How Visual Literacy Can Change Your Company’s Culture
About 90% of the information people consume is visual. That much visual data can cause sensory overload, and to handle that, the brain utilizes a form of selective vision – only seeing what our subconscious deems to be important. This is often referred to as visual bias. It’s a survival trait that allows us to identify and focus on critical pieces of information by ignoring what is seemingly nonessential. A lot of the time it’s a good thing. If you’re outside walking along, your brain will likely overlook the blue sky, scattered trees and tall brown grass in order to focus on avoiding any debris on the path in front of you.
However, just because tripping over a downed branch seems like the most obvious risk, doesn’t mean there isn’t a worse hazard lurking just beyond your subconscious blinders….
While most of us go to work in Leopard-free workplaces it does not mean that we’re not susceptible to the same level of risks. The Campbell Institute released a study on visual biases and how to overcome them by developing better visual literacy. The first step to doing so is becoming aware of and understanding our visual biases. Visual biases can be described in three ways:
- Sometimes you cannot see what is in front of you, even if you know it is there.
- Once you see something, it is impossible to “un-see” it.
- You are always filling in the blanks based on what you expect to be there.
Take a look at this example. Based on what you have read so far you know that this image has something to see, but what is it?
Now with the addition of color it becomes a bit more obvious:
Now go back and look at the black and white image, and you can see the Leopard when originally you may not have.
Let’s look at another example of visual bias and how our minds constantly fill in “blanks” depending on what we expect to see.
Are you able to read this?
How abuot this? It deosn’t mattar in what oredr the ltteers in a wrod are, the olny iprmoetnt tihng is that the first and last ltteer be at the rghit pclae.
Applying Visual Literacy to Workplace Safety
We are more likely to pick up anomalies and potential hazards in the workplace when we make a concerted effort to see the work environment (typically a very familiar place) with “fresh” eyes, and take care to not “fill in” visual details that we are accustomed to being present.
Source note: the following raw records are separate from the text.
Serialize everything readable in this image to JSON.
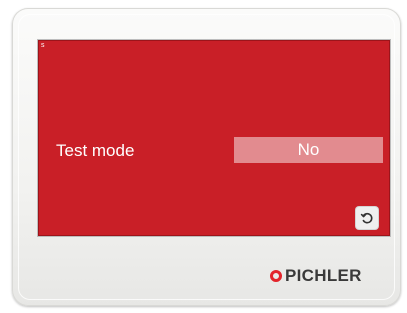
{
  "screen": {
    "corner_label": "s",
    "setting_label": "Test mode",
    "setting_value": "No",
    "background_color": "#c91f27",
    "value_box_color": "#e28b8f",
    "back_icon": "undo-icon"
  },
  "brand": {
    "name": "PICHLER",
    "mark_color": "#e3242b"
  }
}
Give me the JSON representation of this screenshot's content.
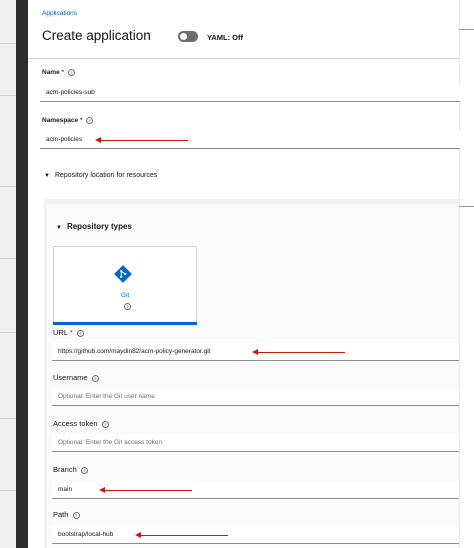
{
  "breadcrumb": "Applications",
  "title": "Create application",
  "yaml_toggle": {
    "label": "YAML: Off",
    "on": false
  },
  "name_field": {
    "label": "Name",
    "required_mark": "*",
    "value": "acm-policies-sub"
  },
  "namespace_field": {
    "label": "Namespace",
    "required_mark": "*",
    "value": "acm-policies"
  },
  "repo_location": {
    "label": "Repository location for resources"
  },
  "repo_types": {
    "label": "Repository types",
    "selected": "Git",
    "git_label": "Git"
  },
  "url_field": {
    "label": "URL",
    "required_mark": "*",
    "value": "https://github.com/maydin82/acm-policy-generator.git"
  },
  "username_field": {
    "label": "Username",
    "placeholder": "Optional: Enter the Git user name"
  },
  "token_field": {
    "label": "Access token",
    "placeholder": "Optional: Enter the Git access token"
  },
  "branch_field": {
    "label": "Branch",
    "value": "main"
  },
  "path_field": {
    "label": "Path",
    "value": "bootstrap/local-hub"
  },
  "colors": {
    "accent": "#0066cc",
    "required": "#c9190b",
    "annotation_arrow": "#c9190b"
  },
  "icons": [
    "help-icon",
    "caret-down-icon",
    "git-icon",
    "red-arrow"
  ]
}
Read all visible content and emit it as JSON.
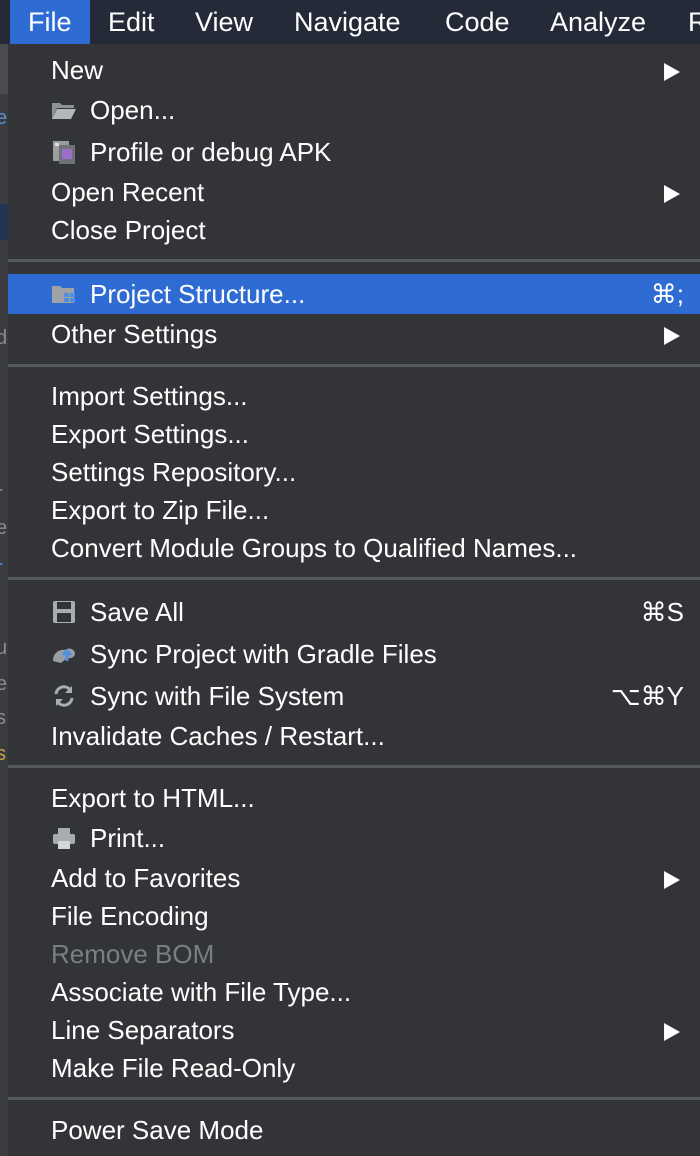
{
  "menubar": {
    "items": [
      "File",
      "Edit",
      "View",
      "Navigate",
      "Code",
      "Analyze",
      "R"
    ]
  },
  "menu": {
    "new": "New",
    "open": "Open...",
    "profile_apk": "Profile or debug APK",
    "open_recent": "Open Recent",
    "close_project": "Close Project",
    "project_structure": "Project Structure...",
    "project_structure_shortcut": "⌘;",
    "other_settings": "Other Settings",
    "import_settings": "Import Settings...",
    "export_settings": "Export Settings...",
    "settings_repository": "Settings Repository...",
    "export_zip": "Export to Zip File...",
    "convert_module_groups": "Convert Module Groups to Qualified Names...",
    "save_all": "Save All",
    "save_all_shortcut": "⌘S",
    "sync_gradle": "Sync Project with Gradle Files",
    "sync_file_system": "Sync with File System",
    "sync_file_system_shortcut": "⌥⌘Y",
    "invalidate_caches": "Invalidate Caches / Restart...",
    "export_html": "Export to HTML...",
    "print": "Print...",
    "add_favorites": "Add to Favorites",
    "file_encoding": "File Encoding",
    "remove_bom": "Remove BOM",
    "associate_file_type": "Associate with File Type...",
    "line_separators": "Line Separators",
    "make_read_only": "Make File Read-Only",
    "power_save_mode": "Power Save Mode"
  },
  "icons": {
    "open": "folder-open-icon",
    "profile_apk": "apk-icon",
    "project_structure": "project-structure-icon",
    "save_all": "save-icon",
    "sync_gradle": "gradle-sync-icon",
    "sync_file_system": "refresh-icon",
    "print": "printer-icon"
  },
  "colors": {
    "menu_background": "#323437",
    "menubar_background": "#252a38",
    "highlight": "#2e6bd3",
    "separator": "#55585c",
    "disabled_text": "#7b7e83"
  }
}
The application of visual literacy to safety began back in 2015 when the Toledo Museum of Art (TMA) started working with several companies to develop a program that would enhance employees’ power of perception and hazard recognition. Through the project they were able to develop a new structured way of looking at an environment. Traditional Job Safety Assessments (JSA) provide a good prework check for hazards, but research has shown that a visual bias is when we choose (usually subconsciously) to prioritize things visually which dictates how we start and go about our work. So, when the first question on your JSA is “What hazards do you see?” you’re only going to identify that: hazards that you already see. Can you spot the problem there…?
1.) TMA recommended a different way of observing work areas. Take in the big picture. Look at the entire scene or work area and become aware of the area before zooming into the details.
Referring back to the example of walking along outside, here you see the sky, the grass, the trees and the path in front of you.
2.) Then look for elements of visual literacy: line, shape, color, texture and space. Identify hazards by looking for things with these five elements: horizontal/vertical or curvy lines, shapes or angles, warm or cool colors, rough or smooth surfaces and the amount or lack of space between objects.
Now you’re looking for Leopard’s round spots amongst the straight blades of the grass.
This procedure is designed to slow down the thought process and get the brain outside of its standard routine. This makes it so that observations can be interpreted thoroughly without jumping to conclusions or “filling in the blanks” too quickly.
Actual Case Study Results
A Cummins manufacturing site was one of the companies that took part in the TMA project. They began training employees on visual literacy in October of 2017 and when the project started, they began flagging and categorizing the hazards recognized as a result of the visual literacy training. By March 2018, 225 employees had been trained plant-wide. During that time, they identified 132 issues using the elements of visual literacy and submitted and corrected 25 hazards through the company “Find It Fix It” hazard recognition and correction initiative.
The types of hazards identified using the visual literacy elements in those six months were varied and show the diversity of areas where visual literacy can be helpful in pinpointing potential hazards. Among the many hazards identified, they found 17 slip, trip and fall hazards and nine machine-related hazards. What’s even more interesting was that the majority of hazards identified were non safety-related hazards which refer to hazards to quality or production. This would mean there’s not only a benefit to safety but also a strong operations case to be made for investing in better prework procedures.
I have access to safety management software that allows me to create my own inspections and JHAs, so I created a visual literacy form for our mobile app. After inspecting several areas within our office, I can confidently say the TMA structure really pushes you to approach and view an environment in a new way. Even in my office I spotted hazards that I had never noticed before, and I’m a software guy. I could not imagine the impact this type of system would have on a higher risk workplace. I encourage you to give it a try. Even if you’re not implementing company-wide, just attempt your own visual literacy JHA. What you notice may just surprise you.
And for those still not convinced that they have a visual bias: https://www.youtube.com/watch?v=Ahg6qcgoay4